* _Required action_
All the lines below need to be output exactly, apart from any images.

--------------------------------------------------

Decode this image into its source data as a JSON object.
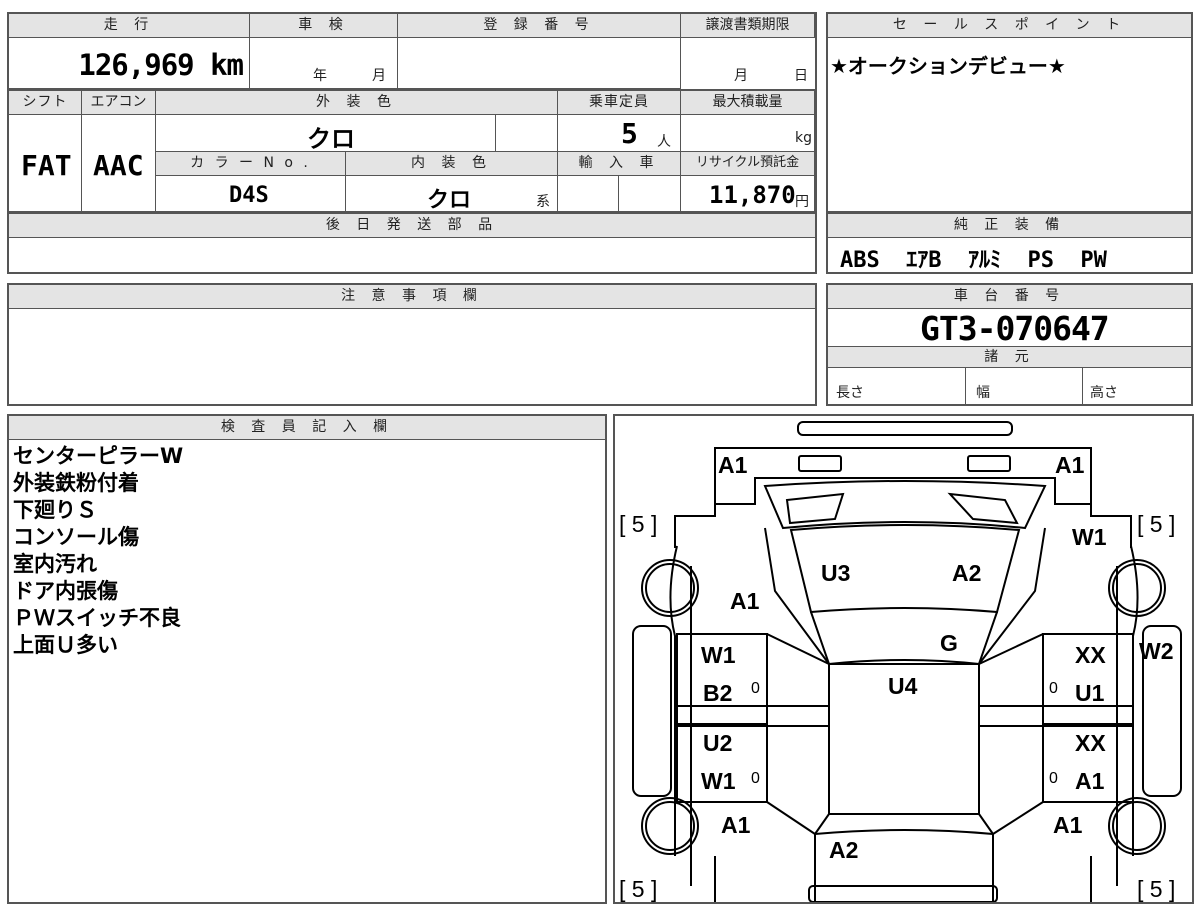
{
  "top": {
    "mileage_header": "走 行",
    "shaken_header": "車 検",
    "registration_header": "登 録 番 号",
    "transfer_deadline_header": "譲渡書類期限",
    "mileage_value": "126,969 km",
    "shaken_year_unit": "年",
    "shaken_month_unit": "月",
    "deadline_month_unit": "月",
    "deadline_day_unit": "日"
  },
  "row2": {
    "shift_header": "シフト",
    "aircon_header": "エアコン",
    "exterior_color_header": "外 装 色",
    "capacity_header": "乗車定員",
    "max_load_header": "最大積載量",
    "shift_value": "FAT",
    "aircon_value": "AAC",
    "exterior_color_value": "クロ",
    "capacity_value": "5",
    "capacity_unit": "人",
    "max_load_unit": "kg",
    "color_no_header": "カ ラ ー N o .",
    "interior_color_header": "内 装 色",
    "import_header": "輸 入 車",
    "recycle_header": "リサイクル預託金",
    "color_no_value": "D4S",
    "interior_color_value": "クロ",
    "interior_suffix": "系",
    "recycle_value": "11,870",
    "recycle_unit": "円"
  },
  "later_parts": {
    "header": "後 日 発 送 部 品",
    "value": ""
  },
  "notes": {
    "header": "注 意 事 項 欄",
    "value": ""
  },
  "sales_point": {
    "header": "セ ー ル ス ポ イ ン ト",
    "value": "★オークションデビュー★"
  },
  "equipment": {
    "header": "純 正 装 備",
    "value": "ABS  ｴｱB  ｱﾙﾐ  PS  PW"
  },
  "chassis": {
    "header": "車 台 番 号",
    "value": "GT3-070647"
  },
  "specs": {
    "header": "諸 元",
    "length_label": "長さ",
    "width_label": "幅",
    "height_label": "高さ"
  },
  "inspector": {
    "header": "検 査 員 記 入 欄",
    "lines": [
      "センターピラーW",
      "外装鉄粉付着",
      "下廻りＳ",
      "コンソール傷",
      "室内汚れ",
      "ドア内張傷",
      "ＰＷスイッチ不良",
      "上面Ｕ多い"
    ]
  },
  "diagram": {
    "marks": {
      "front_left_top": "A1",
      "front_right_top": "A1",
      "tire_fl": "[ 5 ]",
      "tire_fr": "[ 5 ]",
      "tire_rl": "[ 5 ]",
      "tire_rr": "[ 5 ]",
      "right_front_fender": "W1",
      "hood_left": "U3",
      "hood_right": "A2",
      "left_front_fender": "A1",
      "windshield": "G",
      "roof": "U4",
      "left_front_door_1": "W1",
      "left_front_door_2": "B2",
      "left_rear_door_1": "U2",
      "left_rear_door_2": "W1",
      "right_front_door_1": "XX",
      "right_front_door_2": "U1",
      "right_rear_door_1": "XX",
      "right_rear_door_2": "A1",
      "right_side_panel": "W2",
      "left_rear_fender": "A1",
      "right_rear_fender": "A1",
      "rear": "A2",
      "door_small_1": "0",
      "door_small_2": "0",
      "door_small_3": "0",
      "door_small_4": "0"
    }
  }
}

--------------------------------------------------

* _Finished exercise_
Decode this image into its source data as a JSON object.
{
  "top": {
    "mileage_header": "走 行",
    "shaken_header": "車 検",
    "registration_header": "登 録 番 号",
    "transfer_deadline_header": "譲渡書類期限",
    "mileage_value": "126,969 km",
    "shaken_year_unit": "年",
    "shaken_month_unit": "月",
    "deadline_month_unit": "月",
    "deadline_day_unit": "日"
  },
  "row2": {
    "shift_header": "シフト",
    "aircon_header": "エアコン",
    "exterior_color_header": "外 装 色",
    "capacity_header": "乗車定員",
    "max_load_header": "最大積載量",
    "shift_value": "FAT",
    "aircon_value": "AAC",
    "exterior_color_value": "クロ",
    "capacity_value": "5",
    "capacity_unit": "人",
    "max_load_unit": "kg",
    "color_no_header": "カ ラ ー N o .",
    "interior_color_header": "内 装 色",
    "import_header": "輸 入 車",
    "recycle_header": "リサイクル預託金",
    "color_no_value": "D4S",
    "interior_color_value": "クロ",
    "interior_suffix": "系",
    "recycle_value": "11,870",
    "recycle_unit": "円"
  },
  "later_parts": {
    "header": "後 日 発 送 部 品",
    "value": ""
  },
  "notes": {
    "header": "注 意 事 項 欄",
    "value": ""
  },
  "sales_point": {
    "header": "セ ー ル ス ポ イ ン ト",
    "value": "★オークションデビュー★"
  },
  "equipment": {
    "header": "純 正 装 備",
    "value": "ABS  ｴｱB  ｱﾙﾐ  PS  PW"
  },
  "chassis": {
    "header": "車 台 番 号",
    "value": "GT3-070647"
  },
  "specs": {
    "header": "諸 元",
    "length_label": "長さ",
    "width_label": "幅",
    "height_label": "高さ"
  },
  "inspector": {
    "header": "検 査 員 記 入 欄",
    "lines": [
      "センターピラーW",
      "外装鉄粉付着",
      "下廻りＳ",
      "コンソール傷",
      "室内汚れ",
      "ドア内張傷",
      "ＰＷスイッチ不良",
      "上面Ｕ多い"
    ]
  },
  "diagram": {
    "marks": {
      "front_left_top": "A1",
      "front_right_top": "A1",
      "tire_fl": "[ 5 ]",
      "tire_fr": "[ 5 ]",
      "tire_rl": "[ 5 ]",
      "tire_rr": "[ 5 ]",
      "right_front_fender": "W1",
      "hood_left": "U3",
      "hood_right": "A2",
      "left_front_fender": "A1",
      "windshield": "G",
      "roof": "U4",
      "left_front_door_1": "W1",
      "left_front_door_2": "B2",
      "left_rear_door_1": "U2",
      "left_rear_door_2": "W1",
      "right_front_door_1": "XX",
      "right_front_door_2": "U1",
      "right_rear_door_1": "XX",
      "right_rear_door_2": "A1",
      "right_side_panel": "W2",
      "left_rear_fender": "A1",
      "right_rear_fender": "A1",
      "rear": "A2",
      "door_small_1": "0",
      "door_small_2": "0",
      "door_small_3": "0",
      "door_small_4": "0"
    }
  }
}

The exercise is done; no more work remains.